References Cited in the file of this patent UNITED STATES PATENTS 206,335 Kampf July 23, 1878 1,370,926 Stahl Mar. 8, 1921 1,598,680 Grace Sept. 7, 1926 1,938,056 Taylor Dec. 5, 1933 2,288,494 Speed et al June 30, 1942 2,348,087 Miller May 2, 1944 2,439,522 Miller Apr. 13, 1948 2,451,253 St. Pierre Oct. 12, 1948 FOREIGN PATENTS 610,523 Great Britain Oct. 18, 1948

Patent Citations
Cited PatentFiling datePublication dateApplicantTitle
US206335 *Jul 23, 1878 Improvement in chain-links
US1370926 *Jul 7, 1920Mar 8, 1921Columbus Mckinnon Chain CompanElectric-welding method, machine, and welded chain
US1598680 *Feb 21, 1925Sep 7, 1926Grace Jr William EConnecting link
US1938056 *Jan 10, 1933Dec 5, 1933George Taylor HumphreyMethod of making chain links
US2288494 *Aug 1, 1941Jun 30, 1942Thomson Gibb Electric WeldingChain welding
US2348087 *Nov 22, 1941May 2, 1944Pacific Chain And Mfg CompanyWelding apparatus
US2439522 *Nov 22, 1941Apr 13, 1948Pacific Chain And Mfg CompanyChain and method of making the same
US2451253 *Oct 14, 1943Oct 12, 1948Pierre Henry StMethod of making chain links
GB610523A * Title not available
Referenced by
Citing PatentFiling datePublication dateApplicantTitle
US3015716 *Aug 6, 1959Jan 2, 1962Pelkey Arthur DMold for use in welding chain links
US3461666 *Oct 17, 1967Aug 19, 1969Byron Jackson IncElevator link and process of making the same
US3996737 *Dec 10, 1975Dec 14, 1976Bj-Hughes Inc.Method of manufacturing elevator links and a cast elevator link blank for use in the method
USD744598 *Jan 26, 2014Dec 1, 2015Terence P HollywoodSet of linkable children's accessories
U.S. Classification59/90, 59/84, D11/93, 59/35.1

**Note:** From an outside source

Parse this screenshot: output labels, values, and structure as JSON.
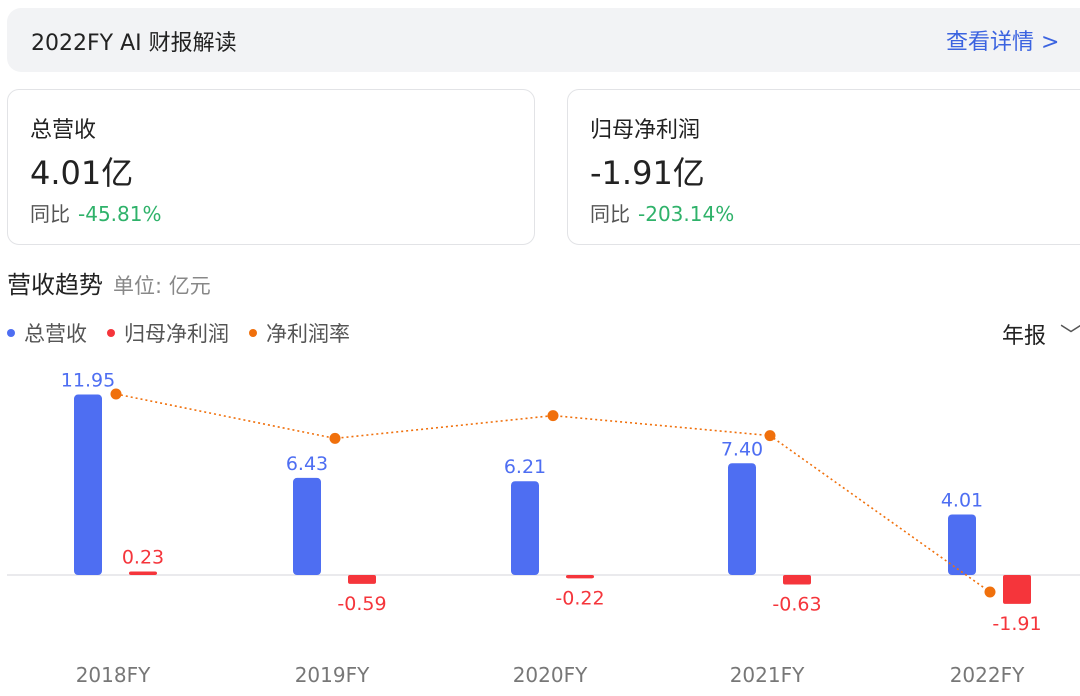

International ClassificationB21L11/00, B21L11/14, B21L3/00, B21L3/02
Cooperative ClassificationB21L11/14, B21L3/02
European ClassificationB21L3/02, B21L11/14